#### [What is expected]
The pictures stay out; everything else in the entries below must be returned exactly.

#### [Supplied material]
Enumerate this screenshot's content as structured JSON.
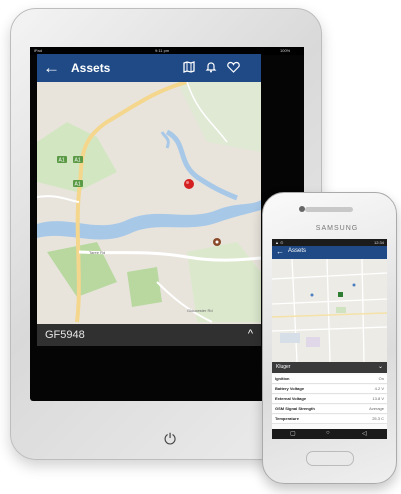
{
  "tablet": {
    "status": {
      "left": "iPad",
      "center": "9:11 pm",
      "right": "100%"
    },
    "header": {
      "back_icon": "←",
      "title": "Assets",
      "icons": [
        "map-icon",
        "bell-icon",
        "heart-icon"
      ]
    },
    "map": {
      "road_labels": [
        "A1",
        "A1",
        "A1",
        "Taree Rd",
        "Gloucester Rd"
      ],
      "marker": "red-asset-pin",
      "colors": {
        "land": "#e8e4dc",
        "water": "#a8c8e8",
        "park": "#b8d8a0",
        "road": "#f4d68c"
      }
    },
    "footer": {
      "asset_id": "GF5948",
      "expand_icon": "^"
    },
    "power_icon": "⏻"
  },
  "phone": {
    "brand": "SAMSUNG",
    "status": {
      "left": "▲ ⊙",
      "right": "12:34"
    },
    "header": {
      "back_icon": "←",
      "title": "Assets"
    },
    "sheet": {
      "title": "Kluger",
      "expand_icon": "⌄",
      "rows": [
        {
          "label": "Ignition",
          "value": "On"
        },
        {
          "label": "Battery Voltage",
          "value": "4.2 V"
        },
        {
          "label": "External Voltage",
          "value": "13.8 V"
        },
        {
          "label": "GSM Signal Strength",
          "value": "Average"
        },
        {
          "label": "Temperature",
          "value": "25.3 C"
        }
      ]
    },
    "nav": [
      "▢",
      "○",
      "◁"
    ]
  },
  "colors": {
    "header_blue": "#1f4a86",
    "footer_dark": "#303030",
    "pin_red": "#d42020"
  }
}
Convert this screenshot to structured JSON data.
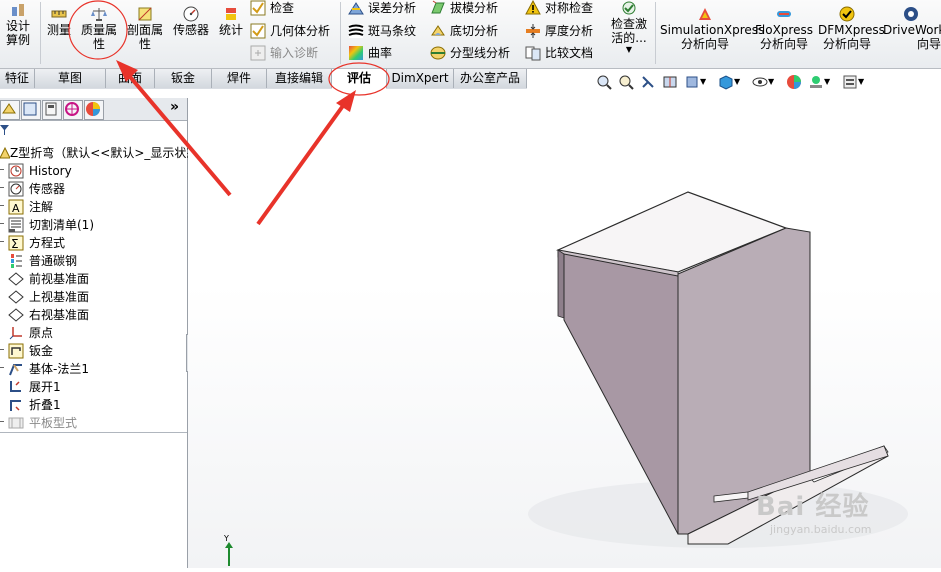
{
  "ribbon": {
    "design_study": "设计算例",
    "measure": "测量",
    "mass_properties": "质量属性",
    "section_properties": "剖面属性",
    "sensor": "传感器",
    "statistics": "统计",
    "check": "检查",
    "geometry_analysis": "几何体分析",
    "import_diagnostics": "输入诊断",
    "deviation_analysis": "误差分析",
    "zebra_stripes": "斑马条纹",
    "curvature": "曲率",
    "draft_analysis": "拔模分析",
    "undercut_analysis": "底切分析",
    "parting_line_analysis": "分型线分析",
    "symmetry_check": "对称检查",
    "thickness_analysis": "厚度分析",
    "compare_documents": "比较文档",
    "check_active": "检查激活的...",
    "simulationxpress": "SimulationXpress 分析向导",
    "floxpress": "FloXpress 分析向导",
    "dfmxpress": "DFMXpress 分析向导",
    "driveworks": "DriveWorks 向导"
  },
  "tabs": [
    "特征",
    "草图",
    "曲面",
    "钣金",
    "焊件",
    "直接编辑",
    "评估",
    "DimXpert",
    "办公室产品"
  ],
  "tree": {
    "root": "Z型折弯（默认<<默认>_显示状态",
    "items": [
      "History",
      "传感器",
      "注解",
      "切割清单(1)",
      "方程式",
      "普通碳钢",
      "前视基准面",
      "上视基准面",
      "右视基准面",
      "原点",
      "钣金",
      "基体-法兰1",
      "展开1",
      "折叠1",
      "平板型式"
    ]
  },
  "axis_label": "Y",
  "watermark": {
    "brand": "Bai 经验",
    "url": "jingyan.baidu.com"
  },
  "colors": {
    "annotation": "#e8332a",
    "part_face_top": "#f6f4f4",
    "part_face_side": "#a898a4",
    "part_edge": "#2b2b2b"
  }
}
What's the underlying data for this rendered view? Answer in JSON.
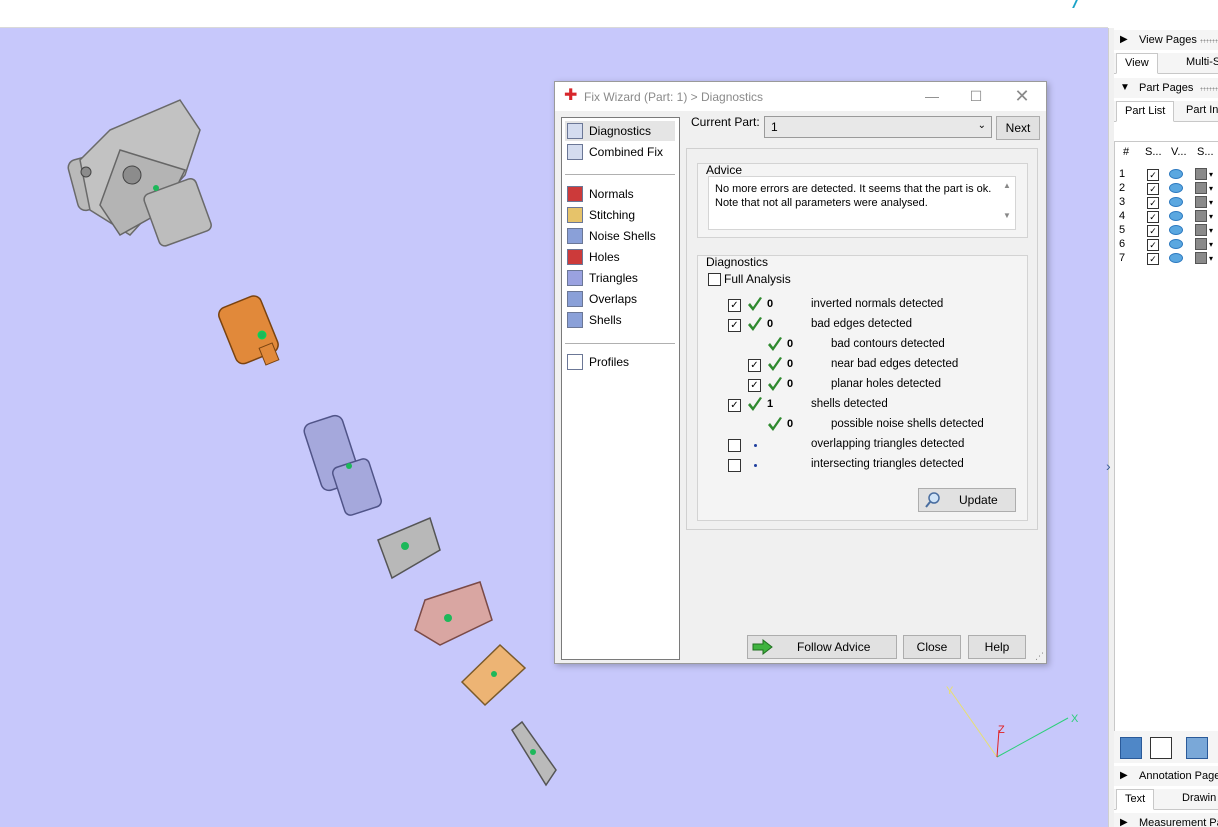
{
  "dialog": {
    "title": "Fix Wizard (Part: 1) > Diagnostics",
    "nav": [
      {
        "label": "Diagnostics",
        "icon": "magnifier-icon"
      },
      {
        "label": "Combined Fix",
        "icon": "combined-fix-icon"
      },
      {
        "label": "Normals",
        "icon": "normals-icon"
      },
      {
        "label": "Stitching",
        "icon": "stitching-icon"
      },
      {
        "label": "Noise Shells",
        "icon": "noise-shells-icon"
      },
      {
        "label": "Holes",
        "icon": "holes-icon"
      },
      {
        "label": "Triangles",
        "icon": "triangles-icon"
      },
      {
        "label": "Overlaps",
        "icon": "overlaps-icon"
      },
      {
        "label": "Shells",
        "icon": "shells-icon"
      },
      {
        "label": "Profiles",
        "icon": "profiles-icon"
      }
    ],
    "current_part_label": "Current Part:",
    "current_part_value": "1",
    "next_label": "Next",
    "advice_title": "Advice",
    "advice_line1": "No more errors are detected. It seems that the part is ok.",
    "advice_line2": "Note that not all parameters were analysed.",
    "diagnostics_title": "Diagnostics",
    "full_analysis_label": "Full Analysis",
    "rows": [
      {
        "checked": true,
        "status": "ok",
        "count": "0",
        "label": "inverted normals detected",
        "indent": 0,
        "has_checkbox": true
      },
      {
        "checked": true,
        "status": "ok",
        "count": "0",
        "label": "bad edges detected",
        "indent": 0,
        "has_checkbox": true
      },
      {
        "checked": false,
        "status": "ok",
        "count": "0",
        "label": "bad contours detected",
        "indent": 1,
        "has_checkbox": false
      },
      {
        "checked": true,
        "status": "ok",
        "count": "0",
        "label": "near bad edges detected",
        "indent": 1,
        "has_checkbox": true
      },
      {
        "checked": true,
        "status": "ok",
        "count": "0",
        "label": "planar holes detected",
        "indent": 1,
        "has_checkbox": true
      },
      {
        "checked": true,
        "status": "ok",
        "count": "1",
        "label": "shells detected",
        "indent": 0,
        "has_checkbox": true
      },
      {
        "checked": false,
        "status": "ok",
        "count": "0",
        "label": "possible noise shells detected",
        "indent": 1,
        "has_checkbox": false
      },
      {
        "checked": false,
        "status": "none",
        "count": "",
        "label": "overlapping triangles detected",
        "indent": 0,
        "has_checkbox": true
      },
      {
        "checked": false,
        "status": "none",
        "count": "",
        "label": "intersecting triangles detected",
        "indent": 0,
        "has_checkbox": true
      }
    ],
    "update_label": "Update",
    "follow_advice_label": "Follow Advice",
    "close_label": "Close",
    "help_label": "Help"
  },
  "right_panel": {
    "view_pages": "View Pages",
    "view_tab": "View",
    "multi_tab": "Multi-S",
    "part_pages": "Part Pages",
    "part_list_tab": "Part List",
    "part_info_tab": "Part In",
    "col_num": "#",
    "col_s": "S...",
    "col_v": "V...",
    "col_s2": "S...",
    "parts": [
      "1",
      "2",
      "3",
      "4",
      "5",
      "6",
      "7"
    ],
    "annotation_pages": "Annotation Page",
    "text_tab": "Text",
    "drawing_tab": "Drawin",
    "measurement_pages": "Measurement Pa"
  },
  "axes": {
    "x": "X",
    "y": "Y",
    "z": "Z"
  },
  "colors": {
    "viewport": "#c7c8fb",
    "check_green": "#2f8a2f",
    "part_orange": "#e1893a",
    "part_grey": "#b8b8b8",
    "part_lavender": "#a5a8dc",
    "part_pink": "#d9a6a2",
    "part_peach": "#edb474"
  }
}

#### [Worked solution]
Enumerate this screenshot's content as structured JSON.
{
  "tablet": {
    "status": {
      "left": "iPad",
      "center": "9:11 pm",
      "right": "100%"
    },
    "header": {
      "back_icon": "←",
      "title": "Assets",
      "icons": [
        "map-icon",
        "bell-icon",
        "heart-icon"
      ]
    },
    "map": {
      "road_labels": [
        "A1",
        "A1",
        "A1",
        "Taree Rd",
        "Gloucester Rd"
      ],
      "marker": "red-asset-pin",
      "colors": {
        "land": "#e8e4dc",
        "water": "#a8c8e8",
        "park": "#b8d8a0",
        "road": "#f4d68c"
      }
    },
    "footer": {
      "asset_id": "GF5948",
      "expand_icon": "^"
    },
    "power_icon": "⏻"
  },
  "phone": {
    "brand": "SAMSUNG",
    "status": {
      "left": "▲ ⊙",
      "right": "12:34"
    },
    "header": {
      "back_icon": "←",
      "title": "Assets"
    },
    "sheet": {
      "title": "Kluger",
      "expand_icon": "⌄",
      "rows": [
        {
          "label": "Ignition",
          "value": "On"
        },
        {
          "label": "Battery Voltage",
          "value": "4.2 V"
        },
        {
          "label": "External Voltage",
          "value": "13.8 V"
        },
        {
          "label": "GSM Signal Strength",
          "value": "Average"
        },
        {
          "label": "Temperature",
          "value": "25.3 C"
        }
      ]
    },
    "nav": [
      "▢",
      "○",
      "◁"
    ]
  },
  "colors": {
    "header_blue": "#1f4a86",
    "footer_dark": "#303030",
    "pin_red": "#d42020"
  }
}
Convert this screenshot to structured JSON data.
{
  "ribbon": {
    "design_study": "设计算例",
    "measure": "测量",
    "mass_properties": "质量属性",
    "section_properties": "剖面属性",
    "sensor": "传感器",
    "statistics": "统计",
    "check": "检查",
    "geometry_analysis": "几何体分析",
    "import_diagnostics": "输入诊断",
    "deviation_analysis": "误差分析",
    "zebra_stripes": "斑马条纹",
    "curvature": "曲率",
    "draft_analysis": "拔模分析",
    "undercut_analysis": "底切分析",
    "parting_line_analysis": "分型线分析",
    "symmetry_check": "对称检查",
    "thickness_analysis": "厚度分析",
    "compare_documents": "比较文档",
    "check_active": "检查激活的...",
    "simulationxpress": "SimulationXpress 分析向导",
    "floxpress": "FloXpress 分析向导",
    "dfmxpress": "DFMXpress 分析向导",
    "driveworks": "DriveWorks 向导"
  },
  "tabs": [
    "特征",
    "草图",
    "曲面",
    "钣金",
    "焊件",
    "直接编辑",
    "评估",
    "DimXpert",
    "办公室产品"
  ],
  "tree": {
    "root": "Z型折弯（默认<<默认>_显示状态",
    "items": [
      "History",
      "传感器",
      "注解",
      "切割清单(1)",
      "方程式",
      "普通碳钢",
      "前视基准面",
      "上视基准面",
      "右视基准面",
      "原点",
      "钣金",
      "基体-法兰1",
      "展开1",
      "折叠1",
      "平板型式"
    ]
  },
  "axis_label": "Y",
  "watermark": {
    "brand": "Bai 经验",
    "url": "jingyan.baidu.com"
  },
  "colors": {
    "annotation": "#e8332a",
    "part_face_top": "#f6f4f4",
    "part_face_side": "#a898a4",
    "part_edge": "#2b2b2b"
  }
}
What's the underlying data for this rendered view? Answer in JSON.
{
  "dialog": {
    "title": "Fix Wizard (Part: 1) > Diagnostics",
    "nav": [
      {
        "label": "Diagnostics",
        "icon": "magnifier-icon"
      },
      {
        "label": "Combined Fix",
        "icon": "combined-fix-icon"
      },
      {
        "label": "Normals",
        "icon": "normals-icon"
      },
      {
        "label": "Stitching",
        "icon": "stitching-icon"
      },
      {
        "label": "Noise Shells",
        "icon": "noise-shells-icon"
      },
      {
        "label": "Holes",
        "icon": "holes-icon"
      },
      {
        "label": "Triangles",
        "icon": "triangles-icon"
      },
      {
        "label": "Overlaps",
        "icon": "overlaps-icon"
      },
      {
        "label": "Shells",
        "icon": "shells-icon"
      },
      {
        "label": "Profiles",
        "icon": "profiles-icon"
      }
    ],
    "current_part_label": "Current Part:",
    "current_part_value": "1",
    "next_label": "Next",
    "advice_title": "Advice",
    "advice_line1": "No more errors are detected. It seems that the part is ok.",
    "advice_line2": "Note that not all parameters were analysed.",
    "diagnostics_title": "Diagnostics",
    "full_analysis_label": "Full Analysis",
    "rows": [
      {
        "checked": true,
        "status": "ok",
        "count": "0",
        "label": "inverted normals detected",
        "indent": 0,
        "has_checkbox": true
      },
      {
        "checked": true,
        "status": "ok",
        "count": "0",
        "label": "bad edges detected",
        "indent": 0,
        "has_checkbox": true
      },
      {
        "checked": false,
        "status": "ok",
        "count": "0",
        "label": "bad contours detected",
        "indent": 1,
        "has_checkbox": false
      },
      {
        "checked": true,
        "status": "ok",
        "count": "0",
        "label": "near bad edges detected",
        "indent": 1,
        "has_checkbox": true
      },
      {
        "checked": true,
        "status": "ok",
        "count": "0",
        "label": "planar holes detected",
        "indent": 1,
        "has_checkbox": true
      },
      {
        "checked": true,
        "status": "ok",
        "count": "1",
        "label": "shells detected",
        "indent": 0,
        "has_checkbox": true
      },
      {
        "checked": false,
        "status": "ok",
        "count": "0",
        "label": "possible noise shells detected",
        "indent": 1,
        "has_checkbox": false
      },
      {
        "checked": false,
        "status": "none",
        "count": "",
        "label": "overlapping triangles detected",
        "indent": 0,
        "has_checkbox": true
      },
      {
        "checked": false,
        "status": "none",
        "count": "",
        "label": "intersecting triangles detected",
        "indent": 0,
        "has_checkbox": true
      }
    ],
    "update_label": "Update",
    "follow_advice_label": "Follow Advice",
    "close_label": "Close",
    "help_label": "Help"
  },
  "right_panel": {
    "view_pages": "View Pages",
    "view_tab": "View",
    "multi_tab": "Multi-S",
    "part_pages": "Part Pages",
    "part_list_tab": "Part List",
    "part_info_tab": "Part In",
    "col_num": "#",
    "col_s": "S...",
    "col_v": "V...",
    "col_s2": "S...",
    "parts": [
      "1",
      "2",
      "3",
      "4",
      "5",
      "6",
      "7"
    ],
    "annotation_pages": "Annotation Page",
    "text_tab": "Text",
    "drawing_tab": "Drawin",
    "measurement_pages": "Measurement Pa"
  },
  "axes": {
    "x": "X",
    "y": "Y",
    "z": "Z"
  },
  "colors": {
    "viewport": "#c7c8fb",
    "check_green": "#2f8a2f",
    "part_orange": "#e1893a",
    "part_grey": "#b8b8b8",
    "part_lavender": "#a5a8dc",
    "part_pink": "#d9a6a2",
    "part_peach": "#edb474"
  }
}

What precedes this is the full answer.